11 August 2016

Meet the Scribe Nonfiction Prize Shortlist: Phoebe Tully

In the lead up to announcing the winner of The 2016 Scribe Nonfiction Prize for Young Writers, we’re introducing you to every talented young writer on our shortlist.  Read on for more information on their work, writing journeys, and all their tips, tricks and advice for budding young non-fic creators.


Phoebe Tully – Let Them Eat Kale

Age: 23

How did you begin writing? I have been writing for as long as I can remember. It must be in my blood. In saying that, it’s probably been just over a year since I decided it was actually a real job and I could unashamedly introduce myself as a writer.

What’s your favourite work of nonfiction? I found Provence, 1970 to be deeply inspiring. Its content is great fun – a small group of people changing the food industry – but it also focused my writing ambitions. Have history degree, will write.

Why do you write nonfiction? I did my undergraduate in modern history, which fueled both my lust for knowledge and my interest in understanding events and people in their historical context. I like to deep dive into a subject and, to paraphrase Thoreau, suck the marrow out of it. (A grisly phrase that glamourises what is actually just hours and hour of sitting by myself at home.)

Tell us a bit about your submission to the Scribe Prize…I wrote Let Them Eat Kale to lament what I see as a lazy, hands-off approach to the world’s largest health scare: obesity. I don’t think our governments can, hand on heart, say they are doing enough.

Why did you choose to write it? I call our current response the ‘let them eat kale’ mentality. The advice to eat ‘healthy’ and exercise more ignores the disproportionate costs of living, as well as the significant research into the correlations between obesity and poverty. You and I can afford to eat organic kale if we feel like it – but we are in the minority, and shouldn’t think otherwise. We need a new approach before health becomes exclusively tied to wealth.

What’s the best piece of writing advice you’ve ever received? And the worst? The best piece of advice I have received is this: ‘Just write’. ‘Write what you know,’ could be considered terribly poor advice if it encourages you to stop thinking about the world and researching to fill gaps in your knowledge. Curiosity is vital.

What piece of work, published or unpublished, are you most proud of? I am proud of my article I wrote for delicious.

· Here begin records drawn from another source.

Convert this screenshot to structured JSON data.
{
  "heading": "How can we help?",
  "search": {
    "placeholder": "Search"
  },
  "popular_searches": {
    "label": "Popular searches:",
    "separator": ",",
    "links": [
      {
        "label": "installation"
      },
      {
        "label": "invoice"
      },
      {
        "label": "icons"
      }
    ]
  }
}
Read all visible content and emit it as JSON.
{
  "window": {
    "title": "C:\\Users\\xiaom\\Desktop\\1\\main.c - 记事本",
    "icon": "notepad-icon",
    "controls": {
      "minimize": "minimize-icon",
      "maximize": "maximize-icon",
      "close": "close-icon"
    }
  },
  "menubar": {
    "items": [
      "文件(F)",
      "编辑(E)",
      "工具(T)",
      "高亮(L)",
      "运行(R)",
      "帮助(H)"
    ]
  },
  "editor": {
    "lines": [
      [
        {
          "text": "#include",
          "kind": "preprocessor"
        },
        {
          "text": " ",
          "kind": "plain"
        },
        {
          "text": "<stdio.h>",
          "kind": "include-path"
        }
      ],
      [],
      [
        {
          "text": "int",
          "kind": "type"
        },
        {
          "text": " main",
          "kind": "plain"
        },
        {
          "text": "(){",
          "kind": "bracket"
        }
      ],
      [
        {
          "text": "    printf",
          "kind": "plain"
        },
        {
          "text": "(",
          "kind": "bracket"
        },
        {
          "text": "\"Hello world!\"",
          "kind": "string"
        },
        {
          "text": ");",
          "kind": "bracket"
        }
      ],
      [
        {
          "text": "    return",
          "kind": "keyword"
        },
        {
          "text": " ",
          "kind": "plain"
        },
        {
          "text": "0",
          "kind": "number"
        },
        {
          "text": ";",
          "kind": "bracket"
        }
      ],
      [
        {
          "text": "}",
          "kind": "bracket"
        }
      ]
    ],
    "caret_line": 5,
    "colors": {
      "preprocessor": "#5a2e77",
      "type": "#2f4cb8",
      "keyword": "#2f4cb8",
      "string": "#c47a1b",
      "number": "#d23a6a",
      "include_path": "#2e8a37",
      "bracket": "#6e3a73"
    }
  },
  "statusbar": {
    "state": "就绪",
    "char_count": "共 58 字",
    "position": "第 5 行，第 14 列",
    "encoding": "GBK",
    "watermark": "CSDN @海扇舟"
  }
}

Magazine. It may not be my best piece of work ever but it was my first major publication. And it was a lot of fun!

You can find out more about Phoebe and her work at www.phoebetully.com